Diversity alone won’t magically spur innovation—it’s just the first step. Today’s workforce is more diverse than ever before. But despite new perspectives and talents, the promise of increased innovation rarely materializes. Why are so few businesses seeing results? Studies show that diverse teams are more creative than homogenous ones—but only when they are managed effectively. The secret is to minimize conflict while maximizing the informational diversity found in varied values and experiences. To do this, both leaders and team members need a high level of cultural intelligence, or CQ. Drawing on success stories from Google, Alibaba, Novartis and other groundbreaking companies, Driven by Difference identifies the management practices necessary to guide multicultural teams to innovation. Cultural differences can lead to gridlock, or they can catalyze innovation and growth. This research-based plan turns diversity’s potential into economic reality.

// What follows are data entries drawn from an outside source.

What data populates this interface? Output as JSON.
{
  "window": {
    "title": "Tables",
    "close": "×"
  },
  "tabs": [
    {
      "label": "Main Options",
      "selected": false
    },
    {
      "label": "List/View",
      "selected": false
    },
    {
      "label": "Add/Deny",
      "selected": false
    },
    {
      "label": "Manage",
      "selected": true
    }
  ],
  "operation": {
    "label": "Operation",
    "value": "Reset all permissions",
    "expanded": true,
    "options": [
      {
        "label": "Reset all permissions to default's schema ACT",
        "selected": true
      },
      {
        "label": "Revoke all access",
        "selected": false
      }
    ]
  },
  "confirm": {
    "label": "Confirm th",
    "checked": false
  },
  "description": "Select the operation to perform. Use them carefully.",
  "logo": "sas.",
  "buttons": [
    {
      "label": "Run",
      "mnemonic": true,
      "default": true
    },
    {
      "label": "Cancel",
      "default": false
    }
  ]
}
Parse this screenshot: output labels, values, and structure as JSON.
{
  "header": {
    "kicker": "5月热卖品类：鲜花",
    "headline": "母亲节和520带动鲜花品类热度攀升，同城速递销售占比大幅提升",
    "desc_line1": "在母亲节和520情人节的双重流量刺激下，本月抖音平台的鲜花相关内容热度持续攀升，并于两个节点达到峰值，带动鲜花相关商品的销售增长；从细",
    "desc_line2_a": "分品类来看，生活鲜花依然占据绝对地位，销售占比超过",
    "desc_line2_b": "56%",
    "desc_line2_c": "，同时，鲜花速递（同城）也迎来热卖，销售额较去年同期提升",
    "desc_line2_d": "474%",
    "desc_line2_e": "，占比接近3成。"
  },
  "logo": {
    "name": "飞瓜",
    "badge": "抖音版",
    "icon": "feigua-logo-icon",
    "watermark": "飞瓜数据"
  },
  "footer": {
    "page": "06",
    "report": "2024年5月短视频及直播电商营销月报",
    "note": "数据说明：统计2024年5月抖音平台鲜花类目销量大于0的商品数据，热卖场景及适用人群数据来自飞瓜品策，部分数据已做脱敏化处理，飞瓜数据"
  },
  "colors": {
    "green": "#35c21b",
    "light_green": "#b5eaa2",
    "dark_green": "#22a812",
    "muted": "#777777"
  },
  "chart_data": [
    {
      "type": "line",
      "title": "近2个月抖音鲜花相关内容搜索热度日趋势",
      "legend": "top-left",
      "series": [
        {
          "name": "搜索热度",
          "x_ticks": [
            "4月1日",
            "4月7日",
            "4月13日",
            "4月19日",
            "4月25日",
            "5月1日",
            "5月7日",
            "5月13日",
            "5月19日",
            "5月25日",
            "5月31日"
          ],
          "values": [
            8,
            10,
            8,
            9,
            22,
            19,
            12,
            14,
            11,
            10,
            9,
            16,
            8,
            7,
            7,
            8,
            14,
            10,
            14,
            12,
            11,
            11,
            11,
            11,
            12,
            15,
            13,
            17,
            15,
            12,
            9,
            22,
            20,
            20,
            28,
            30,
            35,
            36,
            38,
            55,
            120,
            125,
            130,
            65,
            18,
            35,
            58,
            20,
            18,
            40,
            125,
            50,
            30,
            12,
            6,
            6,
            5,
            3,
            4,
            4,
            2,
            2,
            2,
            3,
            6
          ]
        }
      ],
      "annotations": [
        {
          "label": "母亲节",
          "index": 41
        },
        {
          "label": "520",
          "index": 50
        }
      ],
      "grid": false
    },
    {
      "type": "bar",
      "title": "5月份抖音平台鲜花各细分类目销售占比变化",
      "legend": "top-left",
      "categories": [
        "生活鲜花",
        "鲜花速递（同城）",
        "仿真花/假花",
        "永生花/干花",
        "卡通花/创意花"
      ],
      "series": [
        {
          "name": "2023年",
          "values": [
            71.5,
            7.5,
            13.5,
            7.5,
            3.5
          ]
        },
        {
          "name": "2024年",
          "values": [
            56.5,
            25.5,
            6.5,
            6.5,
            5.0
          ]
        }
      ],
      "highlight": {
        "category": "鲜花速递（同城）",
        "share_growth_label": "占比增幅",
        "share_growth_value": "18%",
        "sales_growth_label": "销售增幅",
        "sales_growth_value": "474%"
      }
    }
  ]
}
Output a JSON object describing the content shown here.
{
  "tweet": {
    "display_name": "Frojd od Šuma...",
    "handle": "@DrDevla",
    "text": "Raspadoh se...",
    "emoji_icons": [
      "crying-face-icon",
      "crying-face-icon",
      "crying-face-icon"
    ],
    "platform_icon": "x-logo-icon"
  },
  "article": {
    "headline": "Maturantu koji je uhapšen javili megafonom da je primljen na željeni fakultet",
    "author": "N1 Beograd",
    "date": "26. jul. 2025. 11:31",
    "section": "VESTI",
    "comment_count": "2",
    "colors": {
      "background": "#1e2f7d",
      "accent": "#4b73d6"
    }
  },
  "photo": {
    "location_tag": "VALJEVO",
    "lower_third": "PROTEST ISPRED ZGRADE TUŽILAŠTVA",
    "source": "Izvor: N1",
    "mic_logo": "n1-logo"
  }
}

Managing and Leading People through Organizational Change provides a critical analysis of change and transformation in organizations from a theoretical and practical perspective. It addresses the individual, team and organizational issues of leading and managing people before, during and after change, using case studies and interviews with people from organizations in different sectors across the globe. This book demonstrates how theory can be applied in practice through practical examples and recommendations, focusing on the importance of understanding the impact of the nature of change on individuals and engaging them collaboratively throughout the transformation journey.transitions.
There are a number of structured approaches that guide the successful completion of projects in business environments. This book translates these processes and techniques such that non-project managers can easily use these proven approaches in a non-business context for their own projects. It removes technical jargon, the need for computer software and hardware, and complicated organizational environments, describing the essential project management processes in a simple, straightforward manner.
How did you end up in the position of project manager? From switching careers to becoming a transformational leader to accidentally falling into the field, 11 seasoned practitioners share their stories--and the valuable lessons they have learned over the years--in this new PDF ebook.
The Social Project Manager describes a non-traditional way of organizing projects, managing project performance and progress. The aim being to deliver, at the enterprise level, a common goal for the business; one that harnesses the performance advantages of a collaborative community. Social elements help mitigate the constraints associated with the control aspect of project management, which is essential for governance. Team collaboration, problem solving and engagement in projects will never come from technology alone but require careful management. Peter Taylor draws on research from projects and the worlds of social media and communication to paint a vivid and practical guide to the why and how of social project management. There is no simple template for you to follow; instead he provides an explanation of the benefits, the tools and the constraints so that readers can navigate through to an approach that is sensitive to the culture of their organization and the nature of the projects that they run. Alongside the author’s ideas, the text features advice and case examples from many of the leading technology providers.